Ekologi gong is more of a meditative installation work and has a quiet quality that Mahogany root does not. Originally there were fish swimming around in the pond under the gong; however, in this version for the NGV we have decided to leave the fish at home. Ekologi gong is more of a solo endeavour by Wukir, but he was assisted in making it by Dale Gorfinkel, Ikbal Lubys and Dholy Husada. It is the kind of work that you need to spend some time with to truly appreciate.

<em>The Instrument Builders Project</em>, installation view, NGV Studio, NGV Australia<br/>

SB: This project is a hugely successful example of true collaboration between artists, musicians, curators, writers, graphic designers and wider communities in Indonesia and Australia. In your opinion, what is the key to a successful collaboration, particularly when you’re dealing with participants from different countries and backgrounds?

KM and JS: Collaboration is very topical at the moment. I think this fascination is due in part to the fact that the art world seems to be shifting focus from the traditional art centres, such as New York and Paris, to Asia, where collaborative practices are much more commonplace, or where the meaning of collaboration might be different. In Indonesia especially, the focus really is on working together. As Andreas Siagian of LifePatch Collective says, it’s not DIY, its DIWO – Do It With Others! If you do anything in Yogya it’s almost always done collectively. The traditional Javanese concept of gotong royong (mutual assistance) has set up a premise for the way in which people work, which is independent of external institutions or government bodies and more centred on serving one’s community. This is not because there is a fascination to explore collective work as a theory, but more about the fact that traditionally in Java it is the only way you can get anything done, especially if you don’t have any money! You can’t rely on the government or art institutions to help you out. Most artists – for example, Mes 56, Taring Padi and Ruang Rupa – learn from each other collectively through sharing resources and working out of shared spaces, such as ACE House Collective and the KUNCI Cultural Studies Centre; or, as in the case of Apotek Komik and Survive Garage, together in the streets.

As far as the Instrument Builders Project is concerned, the common goal of building instruments coupled with a clear framework was key to creating a positive environment for these artists to work together closely and effectively: every good collaborative project has to have a strong framework specific to it. The framework cannot be formulaic, and even when an effective one is in place, cultural differences are not automatically going to disappear! In my experience, when you engage different cultures in a collaborative process, especially one as unusual and specific as instrument building, each culture’s frame of reference is going to be totally different. This can make for some very exciting outcomes but also, sometimes, for some weird, awkward moments.

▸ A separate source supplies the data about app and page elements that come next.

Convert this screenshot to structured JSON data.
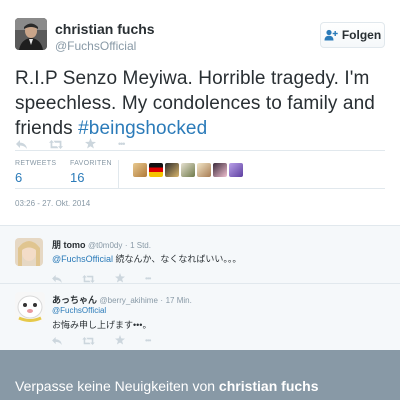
{
  "author": {
    "name": "christian fuchs",
    "handle": "@FuchsOfficial"
  },
  "follow_button": {
    "label": "Folgen",
    "icon": "follow-person-plus-icon"
  },
  "tweet": {
    "text": "R.I.P Senzo Meyiwa. Horrible tragedy. I'm speechless. My condolences to family and friends",
    "hashtag": "#beingshocked",
    "timestamp": "03:26 - 27. Okt. 2014"
  },
  "stats": {
    "retweets_label": "RETWEETS",
    "retweets_value": "6",
    "favorites_label": "FAVORITEN",
    "favorites_value": "16"
  },
  "actions": {
    "reply_icon": "reply-icon",
    "retweet_icon": "retweet-icon",
    "favorite_icon": "star-icon",
    "more_icon": "more-icon",
    "more_glyph": "•••"
  },
  "replies": [
    {
      "name": "朋 tomo",
      "handle": "@t0m0dy",
      "time": "1 Std.",
      "mention": "@FuchsOfficial",
      "text": "続なんか、なくなればいい。。。"
    },
    {
      "name": "あっちゃん",
      "handle": "@berry_akihime",
      "time": "17 Min.",
      "mention": "@FuchsOfficial",
      "text": "お悔み申し上げます•••。"
    }
  ],
  "banner": {
    "prefix": "Verpasse keine Neuigkeiten von",
    "name": "christian fuchs"
  },
  "colors": {
    "link": "#2b7bb9",
    "muted": "#8899a6",
    "banner_bg": "#8899a6",
    "replies_bg": "#f5f8fa"
  }
}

Working in Indonesia in this way can be very unpredictable; there can be a lot of subtext and unspoken assumptions, which as a curator you have to acknowledge and work through right from the start. The process can be as important, or more important, than the outcome.

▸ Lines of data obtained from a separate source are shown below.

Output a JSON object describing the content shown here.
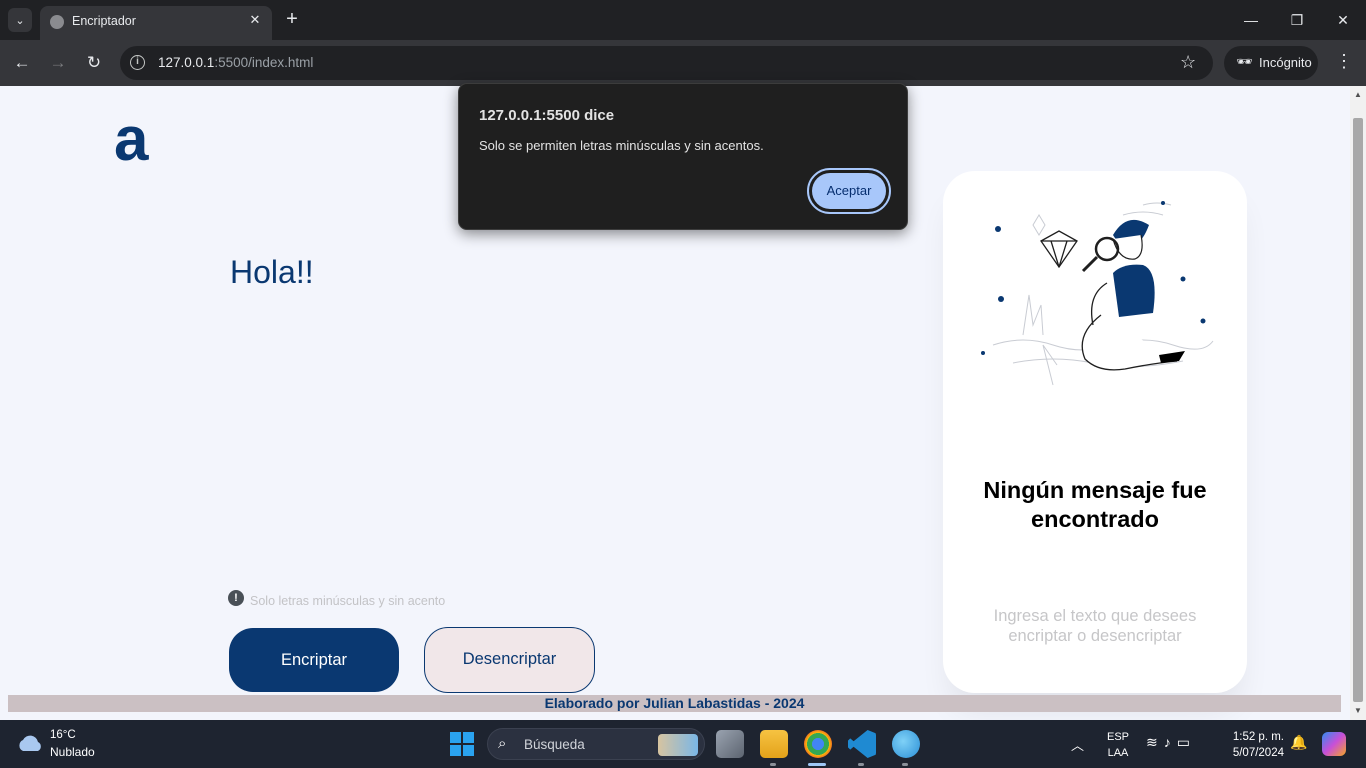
{
  "browser": {
    "tab_title": "Encriptador",
    "url_host": "127.0.0.1",
    "url_rest": ":5500/index.html",
    "incognito_label": "Incógnito"
  },
  "page": {
    "logo": "a",
    "input_text": "Hola!!",
    "hint_icon": "!",
    "hint": "Solo letras minúsculas y sin acento",
    "encrypt_label": "Encriptar",
    "decrypt_label": "Desencriptar",
    "panel_heading": "Ningún mensaje fue encontrado",
    "panel_text": "Ingresa el texto que desees encriptar o desencriptar",
    "footer": "Elaborado por Julian Labastidas - 2024",
    "colors": {
      "primary": "#0a3871",
      "background": "#f3f5fc",
      "secondary_button": "#f1e7e9"
    }
  },
  "dialog": {
    "title": "127.0.0.1:5500 dice",
    "message": "Solo se permiten letras minúsculas y sin acentos.",
    "ok_label": "Aceptar"
  },
  "taskbar": {
    "temperature": "16°C",
    "condition": "Nublado",
    "search_placeholder": "Búsqueda",
    "lang1": "ESP",
    "lang2": "LAA",
    "time": "1:52 p. m.",
    "date": "5/07/2024",
    "icons": [
      "windows-start-icon",
      "search-icon",
      "task-view-icon",
      "file-explorer-icon",
      "chrome-icon",
      "vscode-icon",
      "paint-icon"
    ]
  }
}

The IBP model proved to be an incredibly rewarding experience for everyone involved, in all its different manifestations, because there was a willingness on both sides – from the Australian artists and Indonesian artists, and from our extended ‘family’ working team – to meet each other with openness and sensitivity and with a desire to learn, share and experiment. We had an excellent working team in Yogya who were the backbone of the project and without whom we would never have achieved what we did. I would like to take this opportunity to publicly thank Stufvani Gendis, Ikbal Lubys, Dholy Husada and Aim Adi Negara.

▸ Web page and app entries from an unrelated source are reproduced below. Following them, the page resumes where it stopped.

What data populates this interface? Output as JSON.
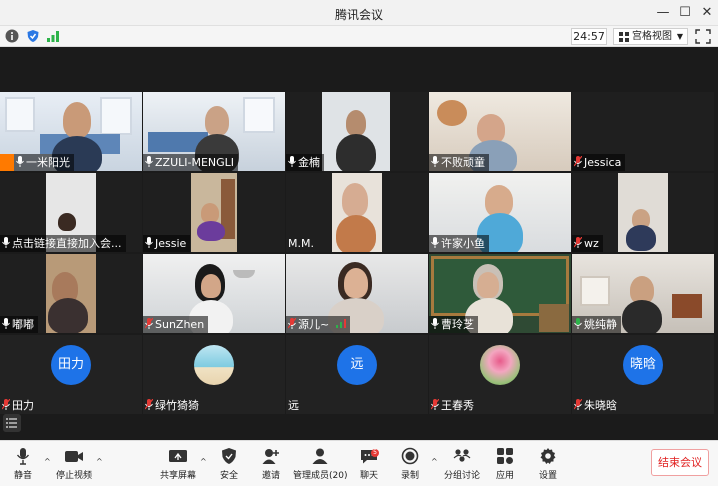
{
  "window": {
    "title": "腾讯会议"
  },
  "infobar": {
    "timer": "24:57",
    "view_label": "宫格视图"
  },
  "tiles": [
    {
      "name": "一米阳光",
      "host": true
    },
    {
      "name": "ZZULI-MENGLI"
    },
    {
      "name": "金楠"
    },
    {
      "name": "不败顽童"
    },
    {
      "name": "Jessica",
      "muted": true
    },
    {
      "name": "点击链接直接加入会..."
    },
    {
      "name": "Jessie"
    },
    {
      "name": "M.M."
    },
    {
      "name": "许家小鱼"
    },
    {
      "name": "wz",
      "muted": true
    },
    {
      "name": "嘟嘟"
    },
    {
      "name": "SunZhen",
      "muted": true
    },
    {
      "name": "源儿~",
      "muted": true
    },
    {
      "name": "曹玲芝"
    },
    {
      "name": "姚纯静"
    },
    {
      "name": "田力",
      "muted": true,
      "avatar_text": "田力"
    },
    {
      "name": "绿竹猗猗",
      "muted": true
    },
    {
      "name": "远",
      "avatar_text": "远"
    },
    {
      "name": "王春秀",
      "muted": true
    },
    {
      "name": "朱晓晗",
      "muted": true,
      "avatar_text": "晓晗"
    }
  ],
  "toolbar": {
    "mute": "静音",
    "stop_video": "停止视频",
    "share": "共享屏幕",
    "security": "安全",
    "invite": "邀请",
    "members": "管理成员(20)",
    "chat": "聊天",
    "chat_badge": "5",
    "record": "录制",
    "breakout": "分组讨论",
    "apps": "应用",
    "settings": "设置",
    "end": "结束会议"
  },
  "colors": {
    "accent": "#1e73e8",
    "end_red": "#e02020",
    "host_orange": "#ff7a00"
  }
}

OtherFilm is an artists’ collective, founded in 2004, that explores the creative possibilities of experimental film, video, music and live performance by curating festivals, international screening programs and exhibitions. Its co-directors are Sally Golding (London), Joel Stern (Melbourne) and Danni Zuvela (Burleigh Heads, New South Wales). For more information see  http://otherfilm.org.